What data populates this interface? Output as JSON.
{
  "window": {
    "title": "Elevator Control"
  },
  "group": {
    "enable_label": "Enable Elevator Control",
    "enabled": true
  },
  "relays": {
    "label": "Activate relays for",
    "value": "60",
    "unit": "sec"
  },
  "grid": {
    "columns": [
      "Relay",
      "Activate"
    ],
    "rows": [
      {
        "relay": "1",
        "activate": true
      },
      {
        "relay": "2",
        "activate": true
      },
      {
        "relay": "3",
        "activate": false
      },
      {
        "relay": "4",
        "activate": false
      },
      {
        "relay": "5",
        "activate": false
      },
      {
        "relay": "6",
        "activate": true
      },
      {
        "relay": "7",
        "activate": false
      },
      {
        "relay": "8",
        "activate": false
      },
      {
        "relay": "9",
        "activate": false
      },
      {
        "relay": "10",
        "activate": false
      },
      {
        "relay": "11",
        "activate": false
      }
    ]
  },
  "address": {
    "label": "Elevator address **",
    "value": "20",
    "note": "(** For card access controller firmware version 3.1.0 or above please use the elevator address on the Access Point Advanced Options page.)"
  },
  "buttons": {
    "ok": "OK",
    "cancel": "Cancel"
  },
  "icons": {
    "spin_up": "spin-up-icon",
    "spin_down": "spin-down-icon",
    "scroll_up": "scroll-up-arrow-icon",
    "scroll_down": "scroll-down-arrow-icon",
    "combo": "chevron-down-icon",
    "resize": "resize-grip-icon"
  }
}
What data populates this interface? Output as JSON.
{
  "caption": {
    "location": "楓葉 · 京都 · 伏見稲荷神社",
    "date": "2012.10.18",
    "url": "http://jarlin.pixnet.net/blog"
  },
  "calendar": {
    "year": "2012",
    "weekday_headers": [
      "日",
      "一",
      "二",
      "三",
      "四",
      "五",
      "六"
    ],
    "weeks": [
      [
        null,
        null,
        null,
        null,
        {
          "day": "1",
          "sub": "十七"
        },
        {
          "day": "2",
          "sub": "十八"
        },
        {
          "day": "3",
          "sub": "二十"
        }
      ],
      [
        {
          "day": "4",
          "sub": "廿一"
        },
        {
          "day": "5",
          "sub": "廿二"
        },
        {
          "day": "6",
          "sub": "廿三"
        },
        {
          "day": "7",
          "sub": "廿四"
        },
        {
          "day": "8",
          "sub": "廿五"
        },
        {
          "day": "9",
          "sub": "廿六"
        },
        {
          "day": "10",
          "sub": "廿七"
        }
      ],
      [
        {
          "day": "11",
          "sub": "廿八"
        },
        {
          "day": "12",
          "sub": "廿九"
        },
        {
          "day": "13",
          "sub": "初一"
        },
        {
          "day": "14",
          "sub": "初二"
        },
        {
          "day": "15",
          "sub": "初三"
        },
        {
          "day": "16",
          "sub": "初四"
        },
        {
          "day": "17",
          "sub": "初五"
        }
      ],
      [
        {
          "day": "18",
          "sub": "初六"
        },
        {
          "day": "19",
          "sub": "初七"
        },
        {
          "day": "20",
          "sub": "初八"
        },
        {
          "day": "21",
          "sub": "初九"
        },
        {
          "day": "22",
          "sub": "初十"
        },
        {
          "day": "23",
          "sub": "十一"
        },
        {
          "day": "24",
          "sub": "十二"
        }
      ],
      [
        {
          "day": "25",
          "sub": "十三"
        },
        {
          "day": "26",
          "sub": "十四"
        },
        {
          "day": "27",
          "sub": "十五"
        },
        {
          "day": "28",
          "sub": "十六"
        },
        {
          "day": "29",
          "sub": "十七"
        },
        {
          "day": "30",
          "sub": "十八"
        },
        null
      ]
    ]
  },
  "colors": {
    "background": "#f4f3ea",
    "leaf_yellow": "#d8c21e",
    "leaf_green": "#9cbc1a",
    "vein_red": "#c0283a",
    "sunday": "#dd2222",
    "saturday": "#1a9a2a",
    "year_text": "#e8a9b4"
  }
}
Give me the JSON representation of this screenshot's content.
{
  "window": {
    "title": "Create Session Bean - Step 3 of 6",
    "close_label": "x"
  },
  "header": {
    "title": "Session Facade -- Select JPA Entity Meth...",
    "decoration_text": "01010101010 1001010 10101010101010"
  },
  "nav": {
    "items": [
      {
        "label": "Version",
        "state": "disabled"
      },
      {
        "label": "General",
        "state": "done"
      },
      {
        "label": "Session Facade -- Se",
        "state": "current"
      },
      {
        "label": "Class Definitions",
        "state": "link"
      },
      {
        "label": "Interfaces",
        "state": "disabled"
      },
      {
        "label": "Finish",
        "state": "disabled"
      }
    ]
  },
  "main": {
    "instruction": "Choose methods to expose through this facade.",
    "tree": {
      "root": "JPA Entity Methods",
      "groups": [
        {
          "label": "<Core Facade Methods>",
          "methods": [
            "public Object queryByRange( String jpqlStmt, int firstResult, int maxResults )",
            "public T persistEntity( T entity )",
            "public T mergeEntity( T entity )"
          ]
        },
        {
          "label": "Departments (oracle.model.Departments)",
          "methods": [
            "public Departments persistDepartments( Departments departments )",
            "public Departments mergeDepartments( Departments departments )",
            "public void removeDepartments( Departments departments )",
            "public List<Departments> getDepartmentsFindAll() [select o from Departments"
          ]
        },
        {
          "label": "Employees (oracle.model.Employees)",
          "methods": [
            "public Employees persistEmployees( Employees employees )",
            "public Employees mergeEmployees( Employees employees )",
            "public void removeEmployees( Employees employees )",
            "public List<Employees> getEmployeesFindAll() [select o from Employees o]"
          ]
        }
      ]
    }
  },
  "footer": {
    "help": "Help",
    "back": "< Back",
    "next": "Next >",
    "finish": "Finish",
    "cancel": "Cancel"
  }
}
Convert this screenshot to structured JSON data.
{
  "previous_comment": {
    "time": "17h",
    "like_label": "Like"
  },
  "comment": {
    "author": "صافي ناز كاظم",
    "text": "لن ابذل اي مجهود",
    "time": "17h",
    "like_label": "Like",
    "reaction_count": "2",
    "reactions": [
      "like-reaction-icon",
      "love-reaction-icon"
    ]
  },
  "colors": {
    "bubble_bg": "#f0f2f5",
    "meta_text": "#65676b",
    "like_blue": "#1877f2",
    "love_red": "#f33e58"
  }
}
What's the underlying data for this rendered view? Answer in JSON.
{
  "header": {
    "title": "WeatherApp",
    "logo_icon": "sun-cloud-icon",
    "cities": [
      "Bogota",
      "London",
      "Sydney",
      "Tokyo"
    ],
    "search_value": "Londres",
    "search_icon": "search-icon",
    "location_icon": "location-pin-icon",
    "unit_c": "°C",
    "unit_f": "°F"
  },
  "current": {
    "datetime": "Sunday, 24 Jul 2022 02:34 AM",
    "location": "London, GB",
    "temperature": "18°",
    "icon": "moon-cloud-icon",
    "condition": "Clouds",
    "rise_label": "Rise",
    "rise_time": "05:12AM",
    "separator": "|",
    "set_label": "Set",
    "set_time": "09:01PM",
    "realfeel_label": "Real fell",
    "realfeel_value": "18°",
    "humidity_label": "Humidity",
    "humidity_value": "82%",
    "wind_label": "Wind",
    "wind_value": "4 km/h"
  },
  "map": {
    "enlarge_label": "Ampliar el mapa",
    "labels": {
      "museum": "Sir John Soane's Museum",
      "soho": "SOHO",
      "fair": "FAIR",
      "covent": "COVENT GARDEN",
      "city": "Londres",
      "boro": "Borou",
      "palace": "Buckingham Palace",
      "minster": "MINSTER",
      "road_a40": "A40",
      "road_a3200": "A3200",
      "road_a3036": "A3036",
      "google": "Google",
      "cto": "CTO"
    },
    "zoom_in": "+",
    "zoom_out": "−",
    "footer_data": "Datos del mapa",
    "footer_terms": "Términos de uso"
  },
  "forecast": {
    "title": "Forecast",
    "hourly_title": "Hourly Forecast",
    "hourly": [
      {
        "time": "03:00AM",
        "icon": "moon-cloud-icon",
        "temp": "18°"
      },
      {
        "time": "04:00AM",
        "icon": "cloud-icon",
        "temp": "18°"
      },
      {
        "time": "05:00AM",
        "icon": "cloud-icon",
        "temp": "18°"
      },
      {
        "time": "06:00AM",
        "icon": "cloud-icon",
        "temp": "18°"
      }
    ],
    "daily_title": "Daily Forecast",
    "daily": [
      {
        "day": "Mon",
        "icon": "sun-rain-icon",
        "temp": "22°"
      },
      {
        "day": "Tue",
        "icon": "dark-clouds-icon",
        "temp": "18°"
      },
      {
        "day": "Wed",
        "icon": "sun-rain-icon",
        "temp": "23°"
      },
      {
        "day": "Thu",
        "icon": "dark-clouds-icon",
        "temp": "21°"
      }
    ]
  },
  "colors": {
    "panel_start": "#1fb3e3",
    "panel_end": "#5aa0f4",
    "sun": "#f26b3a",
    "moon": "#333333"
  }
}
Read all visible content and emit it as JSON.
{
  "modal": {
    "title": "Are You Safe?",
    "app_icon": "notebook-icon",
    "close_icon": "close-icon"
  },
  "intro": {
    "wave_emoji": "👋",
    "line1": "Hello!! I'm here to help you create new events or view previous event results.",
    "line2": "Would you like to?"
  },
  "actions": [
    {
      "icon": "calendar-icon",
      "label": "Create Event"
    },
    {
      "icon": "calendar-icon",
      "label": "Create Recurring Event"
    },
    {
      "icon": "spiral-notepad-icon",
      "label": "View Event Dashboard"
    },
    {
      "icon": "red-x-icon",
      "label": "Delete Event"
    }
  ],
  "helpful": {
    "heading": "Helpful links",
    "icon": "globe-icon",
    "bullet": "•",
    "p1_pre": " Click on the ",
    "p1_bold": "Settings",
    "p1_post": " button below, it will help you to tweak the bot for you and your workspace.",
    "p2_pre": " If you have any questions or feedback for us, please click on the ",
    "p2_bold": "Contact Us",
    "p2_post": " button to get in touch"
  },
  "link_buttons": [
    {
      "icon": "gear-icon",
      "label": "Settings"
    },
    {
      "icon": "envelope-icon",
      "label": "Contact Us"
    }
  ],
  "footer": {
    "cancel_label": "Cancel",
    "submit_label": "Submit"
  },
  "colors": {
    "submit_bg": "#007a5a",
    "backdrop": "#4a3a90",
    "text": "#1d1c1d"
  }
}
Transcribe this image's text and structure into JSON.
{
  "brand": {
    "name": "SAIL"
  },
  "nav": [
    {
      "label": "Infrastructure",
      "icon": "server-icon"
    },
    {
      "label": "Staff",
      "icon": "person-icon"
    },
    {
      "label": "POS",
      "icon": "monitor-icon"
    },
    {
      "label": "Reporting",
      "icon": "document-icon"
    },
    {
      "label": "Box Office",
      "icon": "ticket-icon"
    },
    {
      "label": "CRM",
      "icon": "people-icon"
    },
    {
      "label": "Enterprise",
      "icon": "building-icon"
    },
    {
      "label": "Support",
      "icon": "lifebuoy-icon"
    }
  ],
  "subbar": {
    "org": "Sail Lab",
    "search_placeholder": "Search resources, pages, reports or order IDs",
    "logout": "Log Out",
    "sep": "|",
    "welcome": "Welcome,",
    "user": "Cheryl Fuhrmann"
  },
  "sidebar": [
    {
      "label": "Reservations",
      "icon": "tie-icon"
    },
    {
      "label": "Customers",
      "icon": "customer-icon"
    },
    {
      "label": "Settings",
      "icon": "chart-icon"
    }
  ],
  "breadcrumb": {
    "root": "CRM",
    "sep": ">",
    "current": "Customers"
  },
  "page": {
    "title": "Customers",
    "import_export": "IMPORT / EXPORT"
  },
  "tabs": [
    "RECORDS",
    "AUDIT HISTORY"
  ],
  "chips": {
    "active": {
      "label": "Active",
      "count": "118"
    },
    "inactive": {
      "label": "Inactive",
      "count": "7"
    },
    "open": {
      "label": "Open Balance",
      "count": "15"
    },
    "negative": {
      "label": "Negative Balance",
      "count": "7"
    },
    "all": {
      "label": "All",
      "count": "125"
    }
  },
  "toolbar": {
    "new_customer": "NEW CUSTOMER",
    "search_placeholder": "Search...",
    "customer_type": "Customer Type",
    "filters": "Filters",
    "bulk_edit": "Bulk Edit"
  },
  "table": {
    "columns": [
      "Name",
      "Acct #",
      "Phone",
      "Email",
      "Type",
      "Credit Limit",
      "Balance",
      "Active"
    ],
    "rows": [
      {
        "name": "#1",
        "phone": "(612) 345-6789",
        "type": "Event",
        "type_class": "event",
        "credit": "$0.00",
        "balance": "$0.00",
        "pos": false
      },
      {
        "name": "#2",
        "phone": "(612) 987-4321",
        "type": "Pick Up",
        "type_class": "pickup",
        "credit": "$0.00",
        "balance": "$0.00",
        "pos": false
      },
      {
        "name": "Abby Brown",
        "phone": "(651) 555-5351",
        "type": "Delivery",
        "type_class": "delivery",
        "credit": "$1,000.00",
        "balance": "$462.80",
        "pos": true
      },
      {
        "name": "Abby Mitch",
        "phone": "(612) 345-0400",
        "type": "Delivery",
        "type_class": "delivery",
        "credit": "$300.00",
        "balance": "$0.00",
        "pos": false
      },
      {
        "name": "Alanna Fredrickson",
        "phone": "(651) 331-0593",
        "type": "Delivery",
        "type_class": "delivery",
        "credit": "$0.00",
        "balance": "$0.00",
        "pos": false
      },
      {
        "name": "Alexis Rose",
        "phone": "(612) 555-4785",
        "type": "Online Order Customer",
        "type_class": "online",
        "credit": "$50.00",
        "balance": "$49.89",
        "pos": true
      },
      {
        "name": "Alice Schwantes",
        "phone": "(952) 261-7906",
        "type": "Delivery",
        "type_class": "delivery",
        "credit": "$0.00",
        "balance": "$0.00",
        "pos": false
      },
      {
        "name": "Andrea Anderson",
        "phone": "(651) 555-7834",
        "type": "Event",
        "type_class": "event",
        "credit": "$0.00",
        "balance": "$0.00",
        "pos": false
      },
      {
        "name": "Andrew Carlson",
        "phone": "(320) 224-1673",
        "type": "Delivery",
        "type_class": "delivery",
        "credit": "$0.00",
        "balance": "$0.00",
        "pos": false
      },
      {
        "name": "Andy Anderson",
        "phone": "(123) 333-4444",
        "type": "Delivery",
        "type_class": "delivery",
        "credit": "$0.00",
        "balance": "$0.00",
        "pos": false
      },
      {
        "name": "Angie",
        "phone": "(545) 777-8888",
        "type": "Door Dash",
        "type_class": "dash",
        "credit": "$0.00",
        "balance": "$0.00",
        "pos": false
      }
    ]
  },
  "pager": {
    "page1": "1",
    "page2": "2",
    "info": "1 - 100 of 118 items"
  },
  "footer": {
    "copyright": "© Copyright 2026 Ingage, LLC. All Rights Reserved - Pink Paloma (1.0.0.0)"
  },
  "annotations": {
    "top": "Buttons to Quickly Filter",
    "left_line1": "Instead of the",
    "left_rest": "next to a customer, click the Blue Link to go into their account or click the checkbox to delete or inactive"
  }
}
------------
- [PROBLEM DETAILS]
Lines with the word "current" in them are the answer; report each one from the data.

- [REPLY TO THE EXERCISE]
        "state": "current"
  "current": {
    "current": "Customers"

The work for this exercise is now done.